(GIVEN ENTRIES)
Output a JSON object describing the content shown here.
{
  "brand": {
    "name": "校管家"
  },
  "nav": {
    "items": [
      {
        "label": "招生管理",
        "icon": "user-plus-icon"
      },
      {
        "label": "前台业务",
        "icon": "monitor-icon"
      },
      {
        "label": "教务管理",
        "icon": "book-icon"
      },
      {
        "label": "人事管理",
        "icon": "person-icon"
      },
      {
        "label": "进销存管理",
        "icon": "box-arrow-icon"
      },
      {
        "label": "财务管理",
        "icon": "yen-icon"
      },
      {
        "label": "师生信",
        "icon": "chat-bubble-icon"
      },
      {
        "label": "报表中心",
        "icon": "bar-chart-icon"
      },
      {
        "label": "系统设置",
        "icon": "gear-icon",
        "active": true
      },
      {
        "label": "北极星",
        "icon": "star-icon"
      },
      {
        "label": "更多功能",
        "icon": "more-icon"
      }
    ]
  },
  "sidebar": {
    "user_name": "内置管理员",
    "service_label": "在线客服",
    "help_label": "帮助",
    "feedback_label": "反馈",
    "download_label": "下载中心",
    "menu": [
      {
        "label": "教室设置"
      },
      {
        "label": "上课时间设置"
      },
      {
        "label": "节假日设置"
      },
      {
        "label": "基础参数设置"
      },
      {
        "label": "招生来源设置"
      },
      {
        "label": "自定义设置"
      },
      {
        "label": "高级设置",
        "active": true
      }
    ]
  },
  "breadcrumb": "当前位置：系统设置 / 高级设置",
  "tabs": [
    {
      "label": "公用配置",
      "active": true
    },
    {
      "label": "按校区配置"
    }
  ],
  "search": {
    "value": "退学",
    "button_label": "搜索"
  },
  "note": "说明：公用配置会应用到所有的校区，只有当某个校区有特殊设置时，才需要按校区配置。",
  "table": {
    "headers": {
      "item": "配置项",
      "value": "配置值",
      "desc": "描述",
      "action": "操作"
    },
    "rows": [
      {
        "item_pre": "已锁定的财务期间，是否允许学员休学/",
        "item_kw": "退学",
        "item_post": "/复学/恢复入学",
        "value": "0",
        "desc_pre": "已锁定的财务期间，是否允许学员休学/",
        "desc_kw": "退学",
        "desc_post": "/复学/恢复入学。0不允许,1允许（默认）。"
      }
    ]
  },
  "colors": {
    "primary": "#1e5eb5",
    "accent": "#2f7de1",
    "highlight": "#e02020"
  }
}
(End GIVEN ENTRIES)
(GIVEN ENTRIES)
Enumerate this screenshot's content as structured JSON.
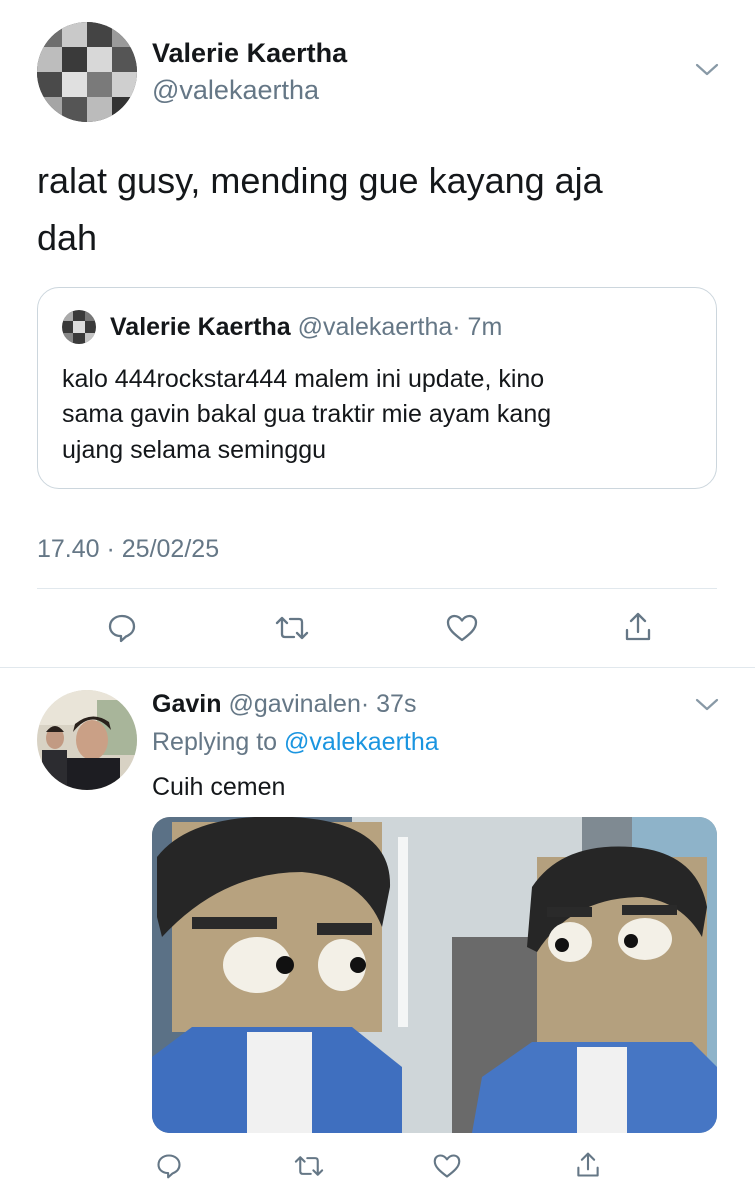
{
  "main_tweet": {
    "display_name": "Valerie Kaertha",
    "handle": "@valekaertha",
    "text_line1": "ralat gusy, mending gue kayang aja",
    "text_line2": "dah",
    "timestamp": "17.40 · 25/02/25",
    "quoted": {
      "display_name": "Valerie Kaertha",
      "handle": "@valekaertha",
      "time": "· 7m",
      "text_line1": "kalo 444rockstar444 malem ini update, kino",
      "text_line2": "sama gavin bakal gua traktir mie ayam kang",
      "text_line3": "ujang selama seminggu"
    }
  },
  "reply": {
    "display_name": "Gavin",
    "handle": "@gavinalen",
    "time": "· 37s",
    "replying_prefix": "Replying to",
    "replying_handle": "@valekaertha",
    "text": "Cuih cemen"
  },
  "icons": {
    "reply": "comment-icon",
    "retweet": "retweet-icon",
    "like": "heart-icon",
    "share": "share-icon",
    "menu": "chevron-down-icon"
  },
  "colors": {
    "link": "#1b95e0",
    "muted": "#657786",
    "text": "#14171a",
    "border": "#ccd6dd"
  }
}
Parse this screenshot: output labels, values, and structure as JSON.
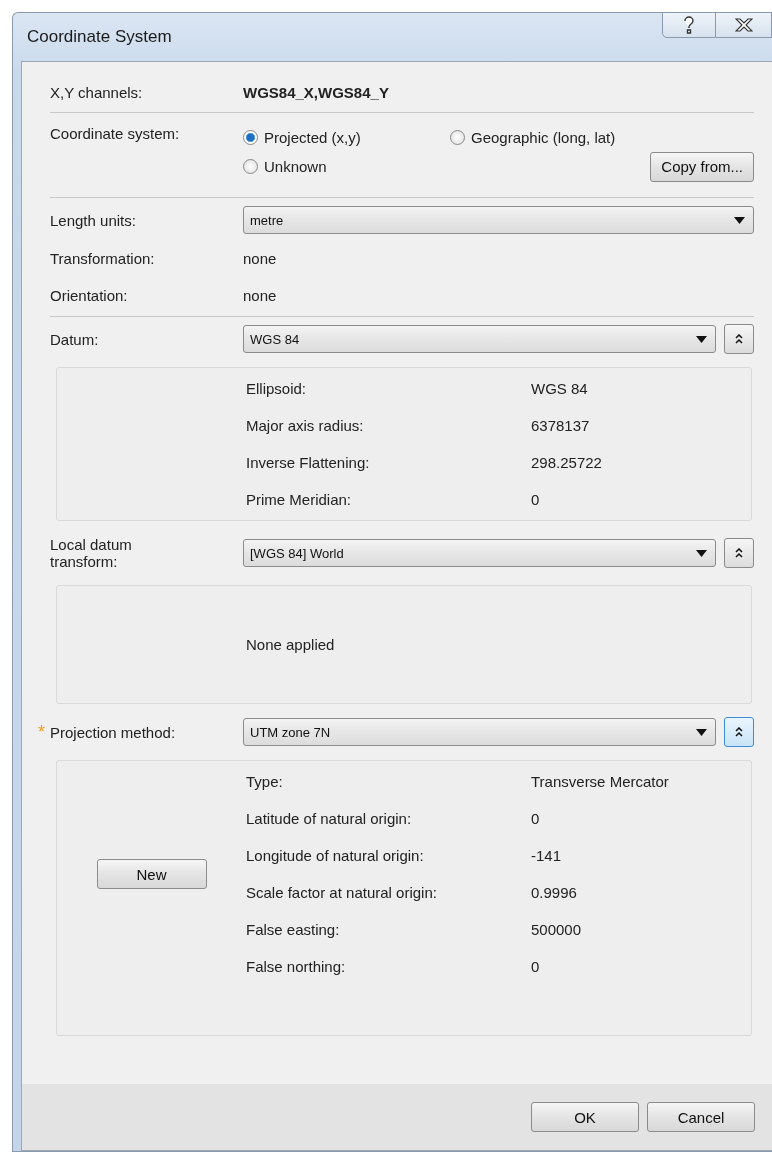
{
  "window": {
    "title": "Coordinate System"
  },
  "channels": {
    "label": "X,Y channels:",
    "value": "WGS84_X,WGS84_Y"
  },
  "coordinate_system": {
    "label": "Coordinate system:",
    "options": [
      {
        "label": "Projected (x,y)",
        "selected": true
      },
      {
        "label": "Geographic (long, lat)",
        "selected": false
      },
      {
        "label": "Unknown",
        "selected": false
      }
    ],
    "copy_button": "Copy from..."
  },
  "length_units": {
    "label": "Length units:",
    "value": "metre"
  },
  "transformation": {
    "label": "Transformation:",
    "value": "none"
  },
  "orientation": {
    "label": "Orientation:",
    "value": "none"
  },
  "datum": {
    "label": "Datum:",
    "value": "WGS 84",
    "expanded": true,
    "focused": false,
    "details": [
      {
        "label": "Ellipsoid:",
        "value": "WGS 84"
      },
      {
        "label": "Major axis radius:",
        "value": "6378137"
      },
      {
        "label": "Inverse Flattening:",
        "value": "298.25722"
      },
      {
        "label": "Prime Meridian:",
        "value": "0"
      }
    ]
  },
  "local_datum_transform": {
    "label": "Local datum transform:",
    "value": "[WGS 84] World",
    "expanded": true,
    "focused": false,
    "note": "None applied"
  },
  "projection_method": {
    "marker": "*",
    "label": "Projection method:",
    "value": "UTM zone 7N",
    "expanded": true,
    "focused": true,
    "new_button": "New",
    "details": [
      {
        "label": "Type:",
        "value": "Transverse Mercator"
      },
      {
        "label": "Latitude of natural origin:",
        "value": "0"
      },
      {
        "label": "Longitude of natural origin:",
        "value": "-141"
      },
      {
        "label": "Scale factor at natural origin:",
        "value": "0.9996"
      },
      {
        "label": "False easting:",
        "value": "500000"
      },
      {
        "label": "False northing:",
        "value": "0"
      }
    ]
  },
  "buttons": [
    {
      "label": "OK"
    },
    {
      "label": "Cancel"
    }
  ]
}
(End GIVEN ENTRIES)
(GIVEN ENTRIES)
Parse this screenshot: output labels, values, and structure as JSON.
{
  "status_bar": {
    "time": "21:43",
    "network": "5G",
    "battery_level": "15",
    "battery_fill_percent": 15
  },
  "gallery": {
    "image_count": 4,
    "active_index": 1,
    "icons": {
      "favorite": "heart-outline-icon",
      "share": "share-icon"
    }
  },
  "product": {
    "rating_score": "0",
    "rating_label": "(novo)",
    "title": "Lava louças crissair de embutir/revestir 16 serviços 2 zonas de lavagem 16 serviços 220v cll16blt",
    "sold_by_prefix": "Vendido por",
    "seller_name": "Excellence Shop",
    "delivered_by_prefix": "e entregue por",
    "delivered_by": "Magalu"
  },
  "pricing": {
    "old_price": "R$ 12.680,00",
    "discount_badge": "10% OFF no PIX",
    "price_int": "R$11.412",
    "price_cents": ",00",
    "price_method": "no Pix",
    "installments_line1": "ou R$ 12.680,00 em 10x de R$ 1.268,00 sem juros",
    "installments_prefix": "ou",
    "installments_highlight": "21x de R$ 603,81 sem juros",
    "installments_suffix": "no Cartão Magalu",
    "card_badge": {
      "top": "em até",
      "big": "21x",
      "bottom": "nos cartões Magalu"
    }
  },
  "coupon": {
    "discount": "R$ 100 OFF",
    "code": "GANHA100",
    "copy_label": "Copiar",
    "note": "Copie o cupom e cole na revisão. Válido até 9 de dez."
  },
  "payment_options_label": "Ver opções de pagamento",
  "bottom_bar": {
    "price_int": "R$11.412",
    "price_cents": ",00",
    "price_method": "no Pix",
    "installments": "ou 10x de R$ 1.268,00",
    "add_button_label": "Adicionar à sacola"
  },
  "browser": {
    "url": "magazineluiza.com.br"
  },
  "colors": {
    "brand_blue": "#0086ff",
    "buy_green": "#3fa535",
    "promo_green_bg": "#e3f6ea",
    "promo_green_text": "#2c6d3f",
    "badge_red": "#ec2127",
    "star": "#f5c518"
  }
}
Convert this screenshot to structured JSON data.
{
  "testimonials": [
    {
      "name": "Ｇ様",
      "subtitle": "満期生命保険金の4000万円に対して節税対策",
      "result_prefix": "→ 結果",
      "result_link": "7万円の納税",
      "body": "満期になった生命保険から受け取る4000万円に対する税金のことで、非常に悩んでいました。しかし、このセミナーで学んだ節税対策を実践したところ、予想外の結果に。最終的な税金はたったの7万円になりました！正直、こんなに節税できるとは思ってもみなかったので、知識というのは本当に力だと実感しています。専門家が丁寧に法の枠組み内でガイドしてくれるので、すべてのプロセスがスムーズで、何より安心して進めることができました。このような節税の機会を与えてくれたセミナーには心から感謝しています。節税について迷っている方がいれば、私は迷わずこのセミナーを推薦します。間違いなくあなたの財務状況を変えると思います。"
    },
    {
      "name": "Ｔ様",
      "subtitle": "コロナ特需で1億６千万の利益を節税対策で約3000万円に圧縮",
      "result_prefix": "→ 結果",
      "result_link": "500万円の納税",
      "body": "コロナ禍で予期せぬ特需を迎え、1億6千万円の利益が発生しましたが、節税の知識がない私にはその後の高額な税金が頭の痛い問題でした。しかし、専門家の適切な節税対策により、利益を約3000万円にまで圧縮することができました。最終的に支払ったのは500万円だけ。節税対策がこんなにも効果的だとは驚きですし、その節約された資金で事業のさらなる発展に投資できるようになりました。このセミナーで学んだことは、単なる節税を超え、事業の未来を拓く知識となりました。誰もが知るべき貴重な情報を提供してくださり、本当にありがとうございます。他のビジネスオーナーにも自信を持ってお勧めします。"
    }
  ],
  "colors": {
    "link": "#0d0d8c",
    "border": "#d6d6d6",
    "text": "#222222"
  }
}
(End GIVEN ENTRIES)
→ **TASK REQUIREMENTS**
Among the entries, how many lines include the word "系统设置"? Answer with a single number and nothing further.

→ **ANSWER FOR THE TASK**
2